One of the most sobering results of the Workplace Practices Survey from the Employers Resource Council and SBN Magazine is that 30 percent of employers report they expect to lay off employees this year. That’s double the percentage last year, when only 15 percent expected layoffs.
We’ve heard a lot about fly-by-night start-ups and major corporations swinging the axe this year. But the companies in the survey average 82 employees and $36 million in annual sales. They are older, more established companies, where the average employee age is around 40. They employ workers in their prime earning years, men and women with established families. Laying them off can be one of the hardest decisions a company owner has to make.
Just ask Jeffrey Buda, president and CEO of Harwick Standard Distribution Corp. in Akron. Last year, Buda and his management team decided that running separate customer service and field sales support offices in Atlanta, Chicago and the Northeast didn’t make sense with the technical advancements available. Buda designed a consolidation plan to centralize operations to the headquarters in Akron.
Although there were positions available to most of the 15 employees from those other offices, none chose to transfer, and Buda was forced to let them go.
“It is very, very difficult to do something like this,” Buda says. “You have wonderful employees who have been loyal to the company, and now you’re going to be letting those people go. You have to be confident that the talent that you’re unfortunately letting go is going to be talent for someone else.
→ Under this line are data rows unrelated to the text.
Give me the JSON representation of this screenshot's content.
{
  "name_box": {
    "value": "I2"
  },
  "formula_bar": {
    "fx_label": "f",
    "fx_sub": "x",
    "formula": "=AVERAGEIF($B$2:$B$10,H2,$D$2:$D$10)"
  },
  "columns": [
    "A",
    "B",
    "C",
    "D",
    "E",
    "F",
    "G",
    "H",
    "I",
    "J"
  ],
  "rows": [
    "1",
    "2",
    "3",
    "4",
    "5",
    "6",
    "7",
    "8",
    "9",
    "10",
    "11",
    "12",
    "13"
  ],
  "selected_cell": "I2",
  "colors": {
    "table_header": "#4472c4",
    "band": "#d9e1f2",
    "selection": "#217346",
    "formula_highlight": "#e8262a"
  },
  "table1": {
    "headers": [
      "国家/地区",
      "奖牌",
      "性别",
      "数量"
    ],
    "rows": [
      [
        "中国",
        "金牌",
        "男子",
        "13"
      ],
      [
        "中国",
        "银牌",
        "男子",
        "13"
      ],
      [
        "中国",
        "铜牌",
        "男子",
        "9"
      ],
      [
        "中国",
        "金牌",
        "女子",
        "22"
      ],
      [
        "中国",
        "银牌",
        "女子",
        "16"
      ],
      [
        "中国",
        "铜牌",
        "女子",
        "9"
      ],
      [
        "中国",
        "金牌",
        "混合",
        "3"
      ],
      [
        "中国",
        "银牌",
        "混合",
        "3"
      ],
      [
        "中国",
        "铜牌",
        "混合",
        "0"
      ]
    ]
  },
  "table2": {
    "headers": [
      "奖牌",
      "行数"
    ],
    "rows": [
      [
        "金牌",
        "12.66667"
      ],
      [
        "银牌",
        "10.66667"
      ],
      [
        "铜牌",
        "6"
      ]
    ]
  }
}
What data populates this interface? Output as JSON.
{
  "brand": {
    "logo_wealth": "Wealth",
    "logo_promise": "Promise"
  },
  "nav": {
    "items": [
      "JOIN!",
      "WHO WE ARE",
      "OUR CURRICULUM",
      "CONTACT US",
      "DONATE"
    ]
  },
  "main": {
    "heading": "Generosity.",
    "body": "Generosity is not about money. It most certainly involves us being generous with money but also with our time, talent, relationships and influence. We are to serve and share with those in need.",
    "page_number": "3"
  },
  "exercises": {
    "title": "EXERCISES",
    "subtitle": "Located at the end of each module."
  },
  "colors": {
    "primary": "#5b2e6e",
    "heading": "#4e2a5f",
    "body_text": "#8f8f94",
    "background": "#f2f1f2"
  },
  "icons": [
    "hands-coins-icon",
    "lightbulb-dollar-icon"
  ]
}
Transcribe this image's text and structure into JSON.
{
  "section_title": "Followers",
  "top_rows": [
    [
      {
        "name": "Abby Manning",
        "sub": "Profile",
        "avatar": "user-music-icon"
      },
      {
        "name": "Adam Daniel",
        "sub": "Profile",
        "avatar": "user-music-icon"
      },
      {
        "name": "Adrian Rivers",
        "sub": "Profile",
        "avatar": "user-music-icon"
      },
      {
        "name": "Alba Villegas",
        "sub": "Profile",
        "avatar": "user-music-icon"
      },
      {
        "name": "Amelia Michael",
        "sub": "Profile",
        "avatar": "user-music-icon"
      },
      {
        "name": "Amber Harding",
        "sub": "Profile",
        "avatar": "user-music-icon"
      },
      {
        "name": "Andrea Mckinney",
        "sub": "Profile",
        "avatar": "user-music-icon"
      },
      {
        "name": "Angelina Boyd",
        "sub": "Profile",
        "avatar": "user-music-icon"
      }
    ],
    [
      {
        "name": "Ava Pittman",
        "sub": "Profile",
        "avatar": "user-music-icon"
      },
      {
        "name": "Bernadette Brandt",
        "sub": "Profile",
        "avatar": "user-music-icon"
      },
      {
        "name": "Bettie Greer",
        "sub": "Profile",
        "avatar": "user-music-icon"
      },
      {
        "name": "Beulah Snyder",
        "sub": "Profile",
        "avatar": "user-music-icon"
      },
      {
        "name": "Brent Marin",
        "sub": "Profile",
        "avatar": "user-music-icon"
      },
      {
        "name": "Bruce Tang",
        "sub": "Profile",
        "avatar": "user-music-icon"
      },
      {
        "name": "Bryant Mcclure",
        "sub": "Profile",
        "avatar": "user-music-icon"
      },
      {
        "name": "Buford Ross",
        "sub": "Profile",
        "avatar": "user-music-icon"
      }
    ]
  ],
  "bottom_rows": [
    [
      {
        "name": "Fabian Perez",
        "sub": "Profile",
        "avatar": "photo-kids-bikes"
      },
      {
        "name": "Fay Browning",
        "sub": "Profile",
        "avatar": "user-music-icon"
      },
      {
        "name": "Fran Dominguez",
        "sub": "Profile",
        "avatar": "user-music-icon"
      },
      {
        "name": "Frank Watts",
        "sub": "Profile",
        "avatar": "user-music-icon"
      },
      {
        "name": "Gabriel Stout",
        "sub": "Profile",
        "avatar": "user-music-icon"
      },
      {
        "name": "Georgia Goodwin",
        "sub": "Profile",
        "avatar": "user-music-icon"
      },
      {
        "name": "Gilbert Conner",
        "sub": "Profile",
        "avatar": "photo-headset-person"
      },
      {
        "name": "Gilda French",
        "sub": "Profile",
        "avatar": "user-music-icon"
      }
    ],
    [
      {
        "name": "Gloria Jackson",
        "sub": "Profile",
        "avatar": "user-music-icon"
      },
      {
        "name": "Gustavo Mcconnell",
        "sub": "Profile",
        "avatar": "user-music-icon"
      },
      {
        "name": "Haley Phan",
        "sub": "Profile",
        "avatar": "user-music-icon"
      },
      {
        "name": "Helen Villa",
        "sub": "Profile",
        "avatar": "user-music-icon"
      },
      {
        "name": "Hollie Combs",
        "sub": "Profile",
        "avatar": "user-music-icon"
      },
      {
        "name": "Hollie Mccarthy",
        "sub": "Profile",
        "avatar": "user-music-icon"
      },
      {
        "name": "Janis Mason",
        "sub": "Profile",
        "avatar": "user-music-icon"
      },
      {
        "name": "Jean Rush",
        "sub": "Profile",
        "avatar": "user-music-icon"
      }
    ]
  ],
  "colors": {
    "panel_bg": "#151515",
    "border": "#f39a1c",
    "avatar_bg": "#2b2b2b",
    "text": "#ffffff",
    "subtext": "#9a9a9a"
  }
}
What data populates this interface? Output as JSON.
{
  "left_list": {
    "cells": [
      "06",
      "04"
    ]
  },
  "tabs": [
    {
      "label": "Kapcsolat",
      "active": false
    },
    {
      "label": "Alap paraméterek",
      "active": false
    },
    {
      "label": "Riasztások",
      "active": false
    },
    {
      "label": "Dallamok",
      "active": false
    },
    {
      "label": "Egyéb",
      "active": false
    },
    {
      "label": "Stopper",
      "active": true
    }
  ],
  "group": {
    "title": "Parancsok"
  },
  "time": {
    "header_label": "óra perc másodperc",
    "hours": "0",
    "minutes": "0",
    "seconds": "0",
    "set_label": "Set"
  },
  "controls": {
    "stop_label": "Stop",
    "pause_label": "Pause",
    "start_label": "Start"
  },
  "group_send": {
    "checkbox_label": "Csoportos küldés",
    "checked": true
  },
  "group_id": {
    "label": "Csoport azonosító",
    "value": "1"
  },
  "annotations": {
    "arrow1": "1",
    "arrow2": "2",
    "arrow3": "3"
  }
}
Someone else is going to appreciate that talent, and they’ll get good positions.”
There were exceptions, but Buda says employee reaction was as positive as it could be. Most of the former workers sent him letters or e-mails saying they felt they were treated fairly during the layoffs. A potentially ugly situation was avoided.
“It was very gratifying to see that we handled it in the right way from a people issue,” Buda says. “We were compassionate to their needs, and they appreciated that.”
Here’s how Buda helped make the layoff process a little less painful.
Laid-off employees were issued severance packages, which according to most of the workers were fair and comprehensive. Human resource experts recommend that when you design a severance package, you prepare a full written explanation of benefits, including profit sharing, stock options, any bonus arrangements, medical insurance continuation and unused vacation days. Spoken agreements are dangerous.
There must be clear and open communication about when and why the layoffs are happening. Be ready to field all sorts of questions, but more important, know when to listen, Buda says.
People will react in different ways when they find out they are being let go. Experts say be sure to keep the first meeting brief and to the point. It’s not likely that employees will grasp everything you tell them in that first meeting, so make it clear you will be available later for a review.
Take it slow
Buda closed the field offices one at a time, about a month apart. It’s better to spread out a consolidation project and downsizing of workers, depending on how many employees will be let go. It’s less jarring for the employees, and for customers, as well.
“The result has been a very successful transition and implementation,” Buda says. “As much as I hated to see some of our people go, on the other end, I knew that they were talented enough that they would find something that they would be pleased with and be happy with, and I think that has happened.”
How to reach: Harwick Standard Distribution Corp., (330) 798-9300
Morgan Lewis Jr. ([email protected]) is senior reporter at SBN Magazine.